• **Exercise objective**
Using the material below, tally each line with the string "color" and report only the total.
═════ Exercise material ═════
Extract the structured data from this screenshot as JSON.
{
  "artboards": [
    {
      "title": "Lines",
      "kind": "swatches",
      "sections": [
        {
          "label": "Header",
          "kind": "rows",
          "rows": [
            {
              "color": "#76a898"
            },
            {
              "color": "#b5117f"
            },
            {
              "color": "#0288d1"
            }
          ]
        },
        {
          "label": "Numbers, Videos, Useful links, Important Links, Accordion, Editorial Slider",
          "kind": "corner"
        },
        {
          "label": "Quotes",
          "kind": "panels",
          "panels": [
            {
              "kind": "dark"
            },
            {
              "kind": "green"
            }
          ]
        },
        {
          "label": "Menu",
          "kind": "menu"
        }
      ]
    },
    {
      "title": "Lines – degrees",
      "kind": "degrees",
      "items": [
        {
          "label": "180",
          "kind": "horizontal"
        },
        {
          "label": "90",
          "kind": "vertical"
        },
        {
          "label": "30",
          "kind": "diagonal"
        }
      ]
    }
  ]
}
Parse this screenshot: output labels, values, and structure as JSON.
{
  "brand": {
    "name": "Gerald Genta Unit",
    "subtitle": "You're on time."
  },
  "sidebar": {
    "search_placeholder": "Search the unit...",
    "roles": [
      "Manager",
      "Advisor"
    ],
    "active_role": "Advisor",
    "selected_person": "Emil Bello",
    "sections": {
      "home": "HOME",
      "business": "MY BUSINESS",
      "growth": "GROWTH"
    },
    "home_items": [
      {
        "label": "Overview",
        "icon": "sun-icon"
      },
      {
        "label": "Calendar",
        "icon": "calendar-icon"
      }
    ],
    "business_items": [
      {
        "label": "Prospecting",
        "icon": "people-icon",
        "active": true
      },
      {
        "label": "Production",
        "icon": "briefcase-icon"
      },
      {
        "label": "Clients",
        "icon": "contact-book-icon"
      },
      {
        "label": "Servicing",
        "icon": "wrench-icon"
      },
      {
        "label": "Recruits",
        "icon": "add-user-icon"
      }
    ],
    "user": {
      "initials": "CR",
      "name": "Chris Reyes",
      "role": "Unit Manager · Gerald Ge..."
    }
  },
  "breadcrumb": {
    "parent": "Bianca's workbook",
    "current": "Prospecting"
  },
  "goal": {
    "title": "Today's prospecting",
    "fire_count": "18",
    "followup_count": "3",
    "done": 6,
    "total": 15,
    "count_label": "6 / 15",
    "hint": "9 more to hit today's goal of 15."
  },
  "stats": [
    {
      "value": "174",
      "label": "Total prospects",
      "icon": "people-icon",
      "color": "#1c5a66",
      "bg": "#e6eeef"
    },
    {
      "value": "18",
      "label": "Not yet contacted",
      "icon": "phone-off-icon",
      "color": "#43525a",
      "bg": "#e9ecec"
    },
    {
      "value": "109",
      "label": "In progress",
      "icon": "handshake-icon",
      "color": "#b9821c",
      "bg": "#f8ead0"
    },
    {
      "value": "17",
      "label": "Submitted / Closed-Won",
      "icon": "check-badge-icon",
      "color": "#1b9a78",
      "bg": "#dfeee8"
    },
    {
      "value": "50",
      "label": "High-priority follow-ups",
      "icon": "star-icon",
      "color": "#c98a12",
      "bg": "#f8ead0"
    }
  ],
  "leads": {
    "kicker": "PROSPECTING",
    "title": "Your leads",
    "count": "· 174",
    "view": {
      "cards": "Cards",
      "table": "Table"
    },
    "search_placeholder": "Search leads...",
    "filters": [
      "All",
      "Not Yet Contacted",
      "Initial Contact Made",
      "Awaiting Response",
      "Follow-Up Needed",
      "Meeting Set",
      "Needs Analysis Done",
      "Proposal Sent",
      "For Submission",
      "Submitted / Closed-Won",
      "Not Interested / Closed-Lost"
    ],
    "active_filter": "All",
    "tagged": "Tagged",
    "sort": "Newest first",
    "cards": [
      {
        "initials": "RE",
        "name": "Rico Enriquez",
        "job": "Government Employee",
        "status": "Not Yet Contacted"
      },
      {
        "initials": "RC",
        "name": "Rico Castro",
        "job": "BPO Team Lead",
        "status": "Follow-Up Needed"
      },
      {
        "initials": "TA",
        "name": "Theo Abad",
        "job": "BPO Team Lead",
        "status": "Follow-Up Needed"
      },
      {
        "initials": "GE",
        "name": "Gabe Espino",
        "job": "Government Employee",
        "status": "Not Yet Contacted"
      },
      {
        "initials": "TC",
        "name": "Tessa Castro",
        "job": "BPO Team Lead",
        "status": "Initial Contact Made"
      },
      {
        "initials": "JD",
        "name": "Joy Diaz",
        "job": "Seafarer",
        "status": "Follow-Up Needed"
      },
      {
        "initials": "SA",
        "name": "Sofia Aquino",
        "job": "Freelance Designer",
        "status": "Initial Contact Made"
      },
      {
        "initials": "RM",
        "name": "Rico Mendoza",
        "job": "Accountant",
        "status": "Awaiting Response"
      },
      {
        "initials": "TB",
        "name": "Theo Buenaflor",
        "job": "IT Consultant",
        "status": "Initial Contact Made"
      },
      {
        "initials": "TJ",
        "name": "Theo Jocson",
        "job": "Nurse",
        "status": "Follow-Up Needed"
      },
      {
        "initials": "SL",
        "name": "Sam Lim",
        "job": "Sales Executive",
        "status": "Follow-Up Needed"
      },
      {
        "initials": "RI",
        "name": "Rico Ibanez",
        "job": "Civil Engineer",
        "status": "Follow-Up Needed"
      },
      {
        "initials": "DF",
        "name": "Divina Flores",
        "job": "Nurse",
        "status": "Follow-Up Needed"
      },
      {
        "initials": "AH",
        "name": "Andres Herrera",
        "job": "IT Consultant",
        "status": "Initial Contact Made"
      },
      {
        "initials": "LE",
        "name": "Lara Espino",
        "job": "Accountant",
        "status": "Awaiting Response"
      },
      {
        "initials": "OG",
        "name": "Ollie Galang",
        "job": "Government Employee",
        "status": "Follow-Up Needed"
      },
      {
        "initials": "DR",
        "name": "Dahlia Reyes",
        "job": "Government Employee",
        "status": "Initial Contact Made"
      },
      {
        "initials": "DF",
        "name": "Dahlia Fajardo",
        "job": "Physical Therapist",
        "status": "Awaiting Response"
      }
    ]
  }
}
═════
• **Exercise result**
8